YOUR TASK.
Print out all of the data below, keeping it identical to the original.

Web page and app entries
Start of Block

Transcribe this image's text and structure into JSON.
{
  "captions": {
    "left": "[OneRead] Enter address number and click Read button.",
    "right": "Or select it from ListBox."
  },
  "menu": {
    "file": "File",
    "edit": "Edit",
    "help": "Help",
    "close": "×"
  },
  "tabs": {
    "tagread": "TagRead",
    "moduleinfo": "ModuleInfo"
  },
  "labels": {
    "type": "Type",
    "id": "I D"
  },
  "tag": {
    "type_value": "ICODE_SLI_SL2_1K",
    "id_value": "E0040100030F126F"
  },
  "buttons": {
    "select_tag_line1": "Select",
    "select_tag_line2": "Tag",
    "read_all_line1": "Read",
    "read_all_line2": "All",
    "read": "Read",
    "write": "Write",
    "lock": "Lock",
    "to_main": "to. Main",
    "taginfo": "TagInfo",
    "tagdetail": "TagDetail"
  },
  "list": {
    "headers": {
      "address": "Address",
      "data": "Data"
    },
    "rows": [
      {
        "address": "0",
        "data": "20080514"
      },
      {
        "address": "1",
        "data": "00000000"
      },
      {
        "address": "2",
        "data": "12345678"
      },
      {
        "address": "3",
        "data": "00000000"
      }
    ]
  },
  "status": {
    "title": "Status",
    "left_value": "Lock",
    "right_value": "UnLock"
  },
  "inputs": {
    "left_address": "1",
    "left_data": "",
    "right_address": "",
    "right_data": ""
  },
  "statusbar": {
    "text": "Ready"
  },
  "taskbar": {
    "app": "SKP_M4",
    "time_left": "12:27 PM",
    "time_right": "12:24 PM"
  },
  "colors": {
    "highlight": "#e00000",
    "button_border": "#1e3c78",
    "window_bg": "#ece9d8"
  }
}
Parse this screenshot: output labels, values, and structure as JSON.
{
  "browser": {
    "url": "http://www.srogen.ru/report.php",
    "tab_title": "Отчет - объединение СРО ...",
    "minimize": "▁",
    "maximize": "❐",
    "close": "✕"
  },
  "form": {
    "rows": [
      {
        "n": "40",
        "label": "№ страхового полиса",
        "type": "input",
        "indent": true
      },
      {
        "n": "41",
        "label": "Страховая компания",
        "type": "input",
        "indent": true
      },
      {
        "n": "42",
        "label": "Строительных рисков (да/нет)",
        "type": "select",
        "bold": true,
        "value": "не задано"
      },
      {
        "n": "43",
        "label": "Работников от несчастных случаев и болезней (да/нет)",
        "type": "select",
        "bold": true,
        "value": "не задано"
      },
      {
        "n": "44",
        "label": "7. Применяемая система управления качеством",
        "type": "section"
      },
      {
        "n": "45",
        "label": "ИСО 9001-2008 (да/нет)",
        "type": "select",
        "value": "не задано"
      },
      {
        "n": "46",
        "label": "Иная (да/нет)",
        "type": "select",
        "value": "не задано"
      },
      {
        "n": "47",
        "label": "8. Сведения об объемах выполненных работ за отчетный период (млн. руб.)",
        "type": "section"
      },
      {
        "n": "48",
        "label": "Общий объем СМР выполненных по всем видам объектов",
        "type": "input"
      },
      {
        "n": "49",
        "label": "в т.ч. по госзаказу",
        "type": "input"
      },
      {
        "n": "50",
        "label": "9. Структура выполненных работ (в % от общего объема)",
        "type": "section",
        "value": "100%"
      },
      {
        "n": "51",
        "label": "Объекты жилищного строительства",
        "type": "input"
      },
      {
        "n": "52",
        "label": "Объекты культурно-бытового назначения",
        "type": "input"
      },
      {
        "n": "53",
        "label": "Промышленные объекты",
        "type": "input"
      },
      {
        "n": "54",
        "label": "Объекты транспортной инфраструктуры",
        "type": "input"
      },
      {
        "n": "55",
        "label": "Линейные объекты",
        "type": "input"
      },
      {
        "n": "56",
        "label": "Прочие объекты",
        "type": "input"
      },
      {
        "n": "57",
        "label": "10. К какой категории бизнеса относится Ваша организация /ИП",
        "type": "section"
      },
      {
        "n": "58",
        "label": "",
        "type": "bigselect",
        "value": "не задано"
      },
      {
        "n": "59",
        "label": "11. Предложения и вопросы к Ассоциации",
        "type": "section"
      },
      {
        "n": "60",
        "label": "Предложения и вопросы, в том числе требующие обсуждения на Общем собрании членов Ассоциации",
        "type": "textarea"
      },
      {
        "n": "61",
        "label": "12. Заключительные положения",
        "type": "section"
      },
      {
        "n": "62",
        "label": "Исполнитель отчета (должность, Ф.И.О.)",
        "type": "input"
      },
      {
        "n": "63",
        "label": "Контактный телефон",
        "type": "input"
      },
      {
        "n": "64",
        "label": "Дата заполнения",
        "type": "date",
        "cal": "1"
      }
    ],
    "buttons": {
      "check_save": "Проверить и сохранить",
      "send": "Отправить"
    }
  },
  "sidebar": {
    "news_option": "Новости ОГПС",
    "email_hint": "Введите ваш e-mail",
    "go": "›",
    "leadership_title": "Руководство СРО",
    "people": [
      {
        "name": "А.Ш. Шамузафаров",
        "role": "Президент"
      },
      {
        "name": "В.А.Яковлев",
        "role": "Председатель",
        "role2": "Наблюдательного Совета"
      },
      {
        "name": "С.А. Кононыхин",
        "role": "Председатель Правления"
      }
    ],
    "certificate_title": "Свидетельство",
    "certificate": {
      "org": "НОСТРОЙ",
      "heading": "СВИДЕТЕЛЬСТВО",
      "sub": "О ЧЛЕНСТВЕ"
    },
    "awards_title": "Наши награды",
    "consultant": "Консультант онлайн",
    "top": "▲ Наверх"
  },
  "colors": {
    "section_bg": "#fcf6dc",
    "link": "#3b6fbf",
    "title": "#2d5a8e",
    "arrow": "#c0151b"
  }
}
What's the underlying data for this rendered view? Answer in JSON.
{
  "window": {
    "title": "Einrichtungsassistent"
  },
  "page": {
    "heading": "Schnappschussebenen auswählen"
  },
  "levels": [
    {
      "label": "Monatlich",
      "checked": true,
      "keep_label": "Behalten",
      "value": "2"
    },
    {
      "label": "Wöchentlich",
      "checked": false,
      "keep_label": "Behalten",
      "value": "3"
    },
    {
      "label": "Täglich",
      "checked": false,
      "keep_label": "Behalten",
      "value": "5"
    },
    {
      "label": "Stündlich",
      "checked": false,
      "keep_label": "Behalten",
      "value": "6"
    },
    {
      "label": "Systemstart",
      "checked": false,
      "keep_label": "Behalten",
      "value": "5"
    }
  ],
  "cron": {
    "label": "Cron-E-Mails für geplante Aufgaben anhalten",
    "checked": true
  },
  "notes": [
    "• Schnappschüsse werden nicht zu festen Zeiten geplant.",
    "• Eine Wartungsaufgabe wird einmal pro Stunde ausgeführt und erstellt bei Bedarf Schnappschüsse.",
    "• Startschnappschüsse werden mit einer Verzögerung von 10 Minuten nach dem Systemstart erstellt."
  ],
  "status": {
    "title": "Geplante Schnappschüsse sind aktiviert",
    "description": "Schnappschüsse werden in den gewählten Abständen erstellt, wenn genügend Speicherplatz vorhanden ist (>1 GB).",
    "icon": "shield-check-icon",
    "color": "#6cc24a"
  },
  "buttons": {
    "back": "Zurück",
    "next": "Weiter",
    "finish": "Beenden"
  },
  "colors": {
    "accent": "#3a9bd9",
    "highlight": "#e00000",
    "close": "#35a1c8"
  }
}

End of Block

WRITTEN ANSWER.
Transcribe this image's text and structure into JSON.
{
  "captions": {
    "left": "[OneRead] Enter address number and click Read button.",
    "right": "Or select it from ListBox."
  },
  "menu": {
    "file": "File",
    "edit": "Edit",
    "help": "Help",
    "close": "×"
  },
  "tabs": {
    "tagread": "TagRead",
    "moduleinfo": "ModuleInfo"
  },
  "labels": {
    "type": "Type",
    "id": "I D"
  },
  "tag": {
    "type_value": "ICODE_SLI_SL2_1K",
    "id_value": "E0040100030F126F"
  },
  "buttons": {
    "select_tag_line1": "Select",
    "select_tag_line2": "Tag",
    "read_all_line1": "Read",
    "read_all_line2": "All",
    "read": "Read",
    "write": "Write",
    "lock": "Lock",
    "to_main": "to. Main",
    "taginfo": "TagInfo",
    "tagdetail": "TagDetail"
  },
  "list": {
    "headers": {
      "address": "Address",
      "data": "Data"
    },
    "rows": [
      {
        "address": "0",
        "data": "20080514"
      },
      {
        "address": "1",
        "data": "00000000"
      },
      {
        "address": "2",
        "data": "12345678"
      },
      {
        "address": "3",
        "data": "00000000"
      }
    ]
  },
  "status": {
    "title": "Status",
    "left_value": "Lock",
    "right_value": "UnLock"
  },
  "inputs": {
    "left_address": "1",
    "left_data": "",
    "right_address": "",
    "right_data": ""
  },
  "statusbar": {
    "text": "Ready"
  },
  "taskbar": {
    "app": "SKP_M4",
    "time_left": "12:27 PM",
    "time_right": "12:24 PM"
  },
  "colors": {
    "highlight": "#e00000",
    "button_border": "#1e3c78",
    "window_bg": "#ece9d8"
  }
}
Parse this screenshot: output labels, values, and structure as JSON.
{
  "browser": {
    "url": "http://www.srogen.ru/report.php",
    "tab_title": "Отчет - объединение СРО ...",
    "minimize": "▁",
    "maximize": "❐",
    "close": "✕"
  },
  "form": {
    "rows": [
      {
        "n": "40",
        "label": "№ страхового полиса",
        "type": "input",
        "indent": true
      },
      {
        "n": "41",
        "label": "Страховая компания",
        "type": "input",
        "indent": true
      },
      {
        "n": "42",
        "label": "Строительных рисков (да/нет)",
        "type": "select",
        "bold": true,
        "value": "не задано"
      },
      {
        "n": "43",
        "label": "Работников от несчастных случаев и болезней (да/нет)",
        "type": "select",
        "bold": true,
        "value": "не задано"
      },
      {
        "n": "44",
        "label": "7. Применяемая система управления качеством",
        "type": "section"
      },
      {
        "n": "45",
        "label": "ИСО 9001-2008 (да/нет)",
        "type": "select",
        "value": "не задано"
      },
      {
        "n": "46",
        "label": "Иная (да/нет)",
        "type": "select",
        "value": "не задано"
      },
      {
        "n": "47",
        "label": "8. Сведения об объемах выполненных работ за отчетный период (млн. руб.)",
        "type": "section"
      },
      {
        "n": "48",
        "label": "Общий объем СМР выполненных по всем видам объектов",
        "type": "input"
      },
      {
        "n": "49",
        "label": "в т.ч. по госзаказу",
        "type": "input"
      },
      {
        "n": "50",
        "label": "9. Структура выполненных работ (в % от общего объема)",
        "type": "section",
        "value": "100%"
      },
      {
        "n": "51",
        "label": "Объекты жилищного строительства",
        "type": "input"
      },
      {
        "n": "52",
        "label": "Объекты культурно-бытового назначения",
        "type": "input"
      },
      {
        "n": "53",
        "label": "Промышленные объекты",
        "type": "input"
      },
      {
        "n": "54",
        "label": "Объекты транспортной инфраструктуры",
        "type": "input"
      },
      {
        "n": "55",
        "label": "Линейные объекты",
        "type": "input"
      },
      {
        "n": "56",
        "label": "Прочие объекты",
        "type": "input"
      },
      {
        "n": "57",
        "label": "10. К какой категории бизнеса относится Ваша организация /ИП",
        "type": "section"
      },
      {
        "n": "58",
        "label": "",
        "type": "bigselect",
        "value": "не задано"
      },
      {
        "n": "59",
        "label": "11. Предложения и вопросы к Ассоциации",
        "type": "section"
      },
      {
        "n": "60",
        "label": "Предложения и вопросы, в том числе требующие обсуждения на Общем собрании членов Ассоциации",
        "type": "textarea"
      },
      {
        "n": "61",
        "label": "12. Заключительные положения",
        "type": "section"
      },
      {
        "n": "62",
        "label": "Исполнитель отчета (должность, Ф.И.О.)",
        "type": "input"
      },
      {
        "n": "63",
        "label": "Контактный телефон",
        "type": "input"
      },
      {
        "n": "64",
        "label": "Дата заполнения",
        "type": "date",
        "cal": "1"
      }
    ],
    "buttons": {
      "check_save": "Проверить и сохранить",
      "send": "Отправить"
    }
  },
  "sidebar": {
    "news_option": "Новости ОГПС",
    "email_hint": "Введите ваш e-mail",
    "go": "›",
    "leadership_title": "Руководство СРО",
    "people": [
      {
        "name": "А.Ш. Шамузафаров",
        "role": "Президент"
      },
      {
        "name": "В.А.Яковлев",
        "role": "Председатель",
        "role2": "Наблюдательного Совета"
      },
      {
        "name": "С.А. Кононыхин",
        "role": "Председатель Правления"
      }
    ],
    "certificate_title": "Свидетельство",
    "certificate": {
      "org": "НОСТРОЙ",
      "heading": "СВИДЕТЕЛЬСТВО",
      "sub": "О ЧЛЕНСТВЕ"
    },
    "awards_title": "Наши награды",
    "consultant": "Консультант онлайн",
    "top": "▲ Наверх"
  },
  "colors": {
    "section_bg": "#fcf6dc",
    "link": "#3b6fbf",
    "title": "#2d5a8e",
    "arrow": "#c0151b"
  }
}
What's the underlying data for this rendered view? Answer in JSON.
{
  "window": {
    "title": "Einrichtungsassistent"
  },
  "page": {
    "heading": "Schnappschussebenen auswählen"
  },
  "levels": [
    {
      "label": "Monatlich",
      "checked": true,
      "keep_label": "Behalten",
      "value": "2"
    },
    {
      "label": "Wöchentlich",
      "checked": false,
      "keep_label": "Behalten",
      "value": "3"
    },
    {
      "label": "Täglich",
      "checked": false,
      "keep_label": "Behalten",
      "value": "5"
    },
    {
      "label": "Stündlich",
      "checked": false,
      "keep_label": "Behalten",
      "value": "6"
    },
    {
      "label": "Systemstart",
      "checked": false,
      "keep_label": "Behalten",
      "value": "5"
    }
  ],
  "cron": {
    "label": "Cron-E-Mails für geplante Aufgaben anhalten",
    "checked": true
  },
  "notes": [
    "• Schnappschüsse werden nicht zu festen Zeiten geplant.",
    "• Eine Wartungsaufgabe wird einmal pro Stunde ausgeführt und erstellt bei Bedarf Schnappschüsse.",
    "• Startschnappschüsse werden mit einer Verzögerung von 10 Minuten nach dem Systemstart erstellt."
  ],
  "status": {
    "title": "Geplante Schnappschüsse sind aktiviert",
    "description": "Schnappschüsse werden in den gewählten Abständen erstellt, wenn genügend Speicherplatz vorhanden ist (>1 GB).",
    "icon": "shield-check-icon",
    "color": "#6cc24a"
  },
  "buttons": {
    "back": "Zurück",
    "next": "Weiter",
    "finish": "Beenden"
  },
  "colors": {
    "accent": "#3a9bd9",
    "highlight": "#e00000",
    "close": "#35a1c8"
  }
}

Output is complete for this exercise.